There is a fee to enter Arches National Park, but your admission price buys you and your passengers a seven-day permit -- and it’s used for the maintenance and upkeep of the park property and interpretive services. Here are the updated park entry fees per late August, 2018:

Arches National Park Private Vehicle : $30.0

Private, non-commercial vehicles (15 passenger capacity or less) and all occupants.

Arches National Park Motorcycle : $25.0

One or two passengers on a private, non-commercial motorcycle.

Arches National Park Per Person : $15.0

One individual with no car (bicyclist, hiker, pedestrian). Youth 15 and under are admitted for free.

If you are planning to visit multiple parks, an America the Beautiful Pass may be a worthy investment. For $80, you’ll get a year’s entry to over 2,000 NPS-managed federal recreation areas.

Arches National Park is one of the most iconic American road trip experiences out there, and we can’t wait to learn more about your visit! Tag us in your photos and stories on social media, or send details directly to us at [email protected] for a chance to have your tales shared on our own channels.

Frequently Asked Questions About Arches National Park

What is the best time of year to visit Arches National Park?

The months of April and May, and September and October are the best times of year to visit Arches National Park. The park can get very hot in summer so visiting in these cooler months means you're more likely to enjoy hiking and exploring the park.

How large is Arches National Park?

Arches National Park is 119.8 square miles, or 76,519 acres large. It encompasses more than 2,000 arches although the exact number is constantly changing as old arches fall and new ones form.

Are pets allowed at Arches National Park?

Pets are allowed at Arches National Park. Leashed pets can walk with owners on established roads, parking areas, campgrounds, and picnic areas. They are not allowed on hiking trails or anywhere off-trail. Pets also aren't allowed in park buildings. Pets cannot be left unattended in vehicles, and the extreme heat at the park makes that a very dangerous practice.

What are the top things to do in Arches National Park?

The top things to do at Arches National Park include visiting Landscape Arch, North America's longest arch. Be sure to check out Balanced Rock, the Windows Section, and the Arches Visitor Center to learn more about the park.

Are there designated camping spots in Arches National Park?

There is one campground in Arches National Park.

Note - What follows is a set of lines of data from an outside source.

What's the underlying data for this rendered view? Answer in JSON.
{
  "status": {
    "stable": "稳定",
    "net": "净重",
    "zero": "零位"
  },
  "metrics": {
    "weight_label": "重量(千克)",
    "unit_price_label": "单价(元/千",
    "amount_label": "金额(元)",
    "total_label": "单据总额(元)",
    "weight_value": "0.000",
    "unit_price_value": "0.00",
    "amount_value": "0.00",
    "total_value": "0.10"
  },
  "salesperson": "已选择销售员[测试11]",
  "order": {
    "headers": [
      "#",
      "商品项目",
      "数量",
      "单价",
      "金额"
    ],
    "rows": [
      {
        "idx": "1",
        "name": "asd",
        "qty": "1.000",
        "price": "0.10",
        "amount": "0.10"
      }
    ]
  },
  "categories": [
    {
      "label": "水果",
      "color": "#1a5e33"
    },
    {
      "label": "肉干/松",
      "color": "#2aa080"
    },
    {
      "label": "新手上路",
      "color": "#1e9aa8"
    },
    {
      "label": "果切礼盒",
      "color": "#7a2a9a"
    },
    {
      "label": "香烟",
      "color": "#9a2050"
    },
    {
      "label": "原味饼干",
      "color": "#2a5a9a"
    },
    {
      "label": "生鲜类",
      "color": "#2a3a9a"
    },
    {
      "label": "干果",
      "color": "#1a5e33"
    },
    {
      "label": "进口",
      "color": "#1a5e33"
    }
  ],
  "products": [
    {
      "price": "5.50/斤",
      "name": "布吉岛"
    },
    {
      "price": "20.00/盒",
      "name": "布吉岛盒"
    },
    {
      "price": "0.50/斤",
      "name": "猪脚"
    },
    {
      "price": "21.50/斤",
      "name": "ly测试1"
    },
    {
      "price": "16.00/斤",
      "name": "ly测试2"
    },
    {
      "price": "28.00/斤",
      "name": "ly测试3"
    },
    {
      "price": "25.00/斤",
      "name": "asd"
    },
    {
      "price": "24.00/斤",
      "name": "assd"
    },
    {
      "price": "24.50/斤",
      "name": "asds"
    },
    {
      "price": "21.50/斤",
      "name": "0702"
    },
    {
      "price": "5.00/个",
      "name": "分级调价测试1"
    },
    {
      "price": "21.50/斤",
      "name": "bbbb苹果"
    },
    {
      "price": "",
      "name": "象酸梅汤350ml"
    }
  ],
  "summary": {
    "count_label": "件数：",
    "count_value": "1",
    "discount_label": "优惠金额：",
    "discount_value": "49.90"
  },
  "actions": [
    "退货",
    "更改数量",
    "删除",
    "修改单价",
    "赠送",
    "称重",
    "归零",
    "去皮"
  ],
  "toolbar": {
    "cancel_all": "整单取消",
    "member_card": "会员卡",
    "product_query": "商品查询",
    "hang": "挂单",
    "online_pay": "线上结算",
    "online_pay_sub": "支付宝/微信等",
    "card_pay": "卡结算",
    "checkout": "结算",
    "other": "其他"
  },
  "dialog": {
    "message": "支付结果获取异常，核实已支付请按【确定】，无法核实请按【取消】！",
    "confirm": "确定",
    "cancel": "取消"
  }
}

Devils Garden Campground has drinking water, picnic tables, grills, and flush toilets. There are no RV hookups at the campground. There are many more campgrounds outside the park and in the nearby town of Moab.